Vitamin C has a positive effect on different parts of the immune system, making it easier for the body to deal with infection. Vitamin C in large doses can prevent an infection from developing by boosting the body's immune system. If infection is already present infusion of vitamin C shortens the duration and severity of an infection. Vitamin C is vital for white blood cells to destroy invading viruses or bacteria. When high levels of vitamin C are present, white blood cells fight viruses and bacteria more effectively; when there are low levels of vitamin C in the body, this ability is reduced.
Our body's need for Vitamin C increases substantially when we are under stress or under attack by infections. Infections rapidly deplete vitamin C levels in our blood. For example, within twenty-four hours of the start of a cold, vitamin C levels were found to drop from approximately 20 micrograms per 100 million cells (normal level of vitamin C in white blood cells) to half that level. After 24 hours, vitamin C levels increase gradually and return to normal by the end of the infection. Thus the most serious deficiency in vitamin C occurs at the beginning of the infection and to be effective, the supplementation should be given near the beginning. The more serious the infection is, the more severe is the depletion in vitamin C and hence the need for supplementation. We presume that Cancer infection comes under this category of more severe infection and hence the need and importance for the Vitamin C supplementation.
Daily requirements for vitamin C vary considerably, not only among individuals, but also within the same individual from day to day. When you are healthy and feeling well, your daily requirement can be as low as 200 milligrams.
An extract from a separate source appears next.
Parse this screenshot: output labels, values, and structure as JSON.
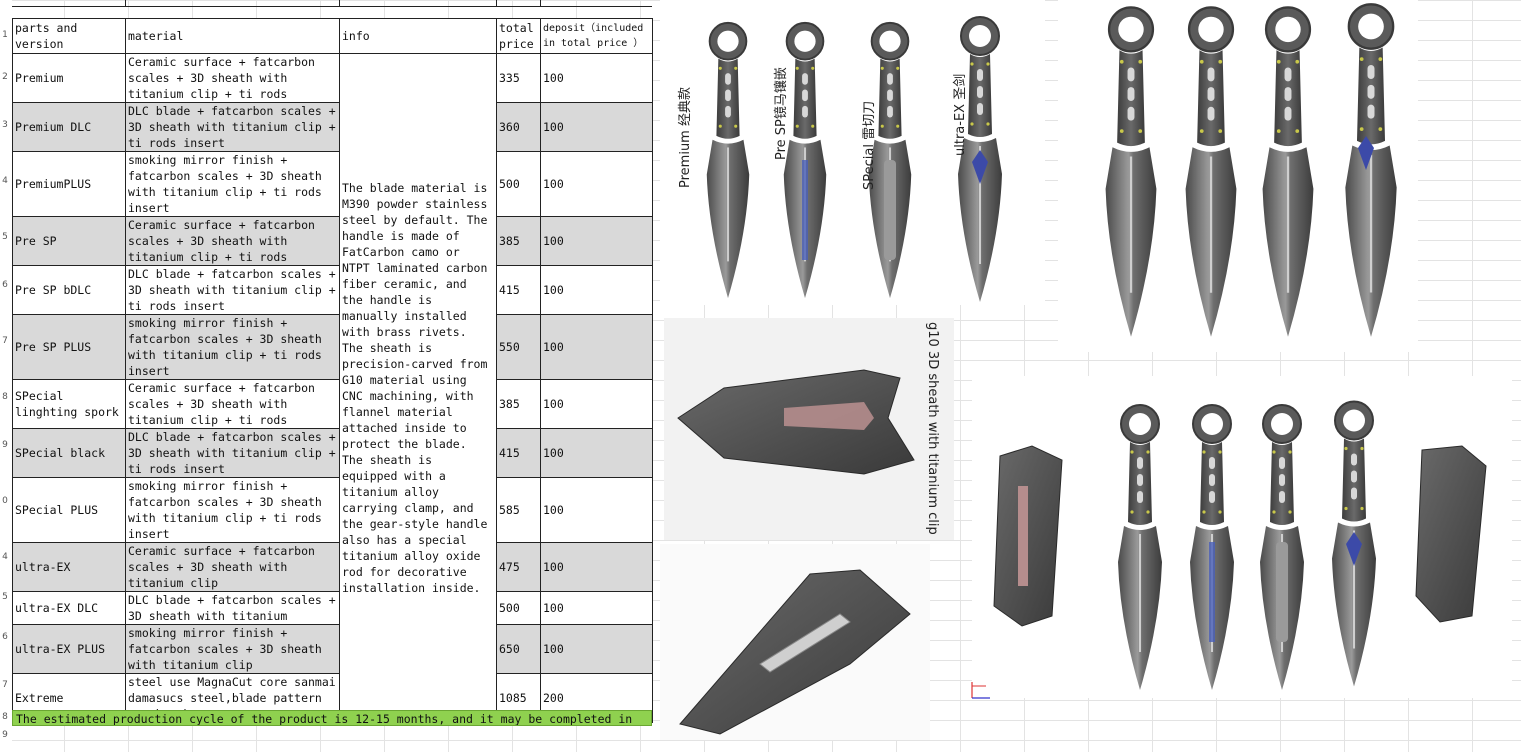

Under stress, your daily requirement may rise to 1,000 milligrams.
If you are in the early stages of developing an infection, you may need even higher doses of Vitamin C.
In the treatment of an acute infection, take
10,000 milligrams of vitamin C for two days, then 5,000 milligrams of vitamin C daily for two days, then 2,000 to 3,000 milligrams as a daily maintenance dose for one week.
Children between the ages of six and twelve should take half of this recommended dose. For children under the age of six consult your health-care practitioner for recommended dosages.
Vitamin C is a water soluble vitamin. The excess is excreted from the body using body's normal mechanism. So, the chance of toxicity with Vitamin C is pretty slim unless you deliberately misuse it.
The daily preventive vitamin C requirement is between 1,000 milligrams and 5,000 milligrams. Many nutritionists recommend 1,000 to 2,000 milligrams of vitamin C for adults as a preventative measure. Children should take doses that are slightly lower based upon their age and weight.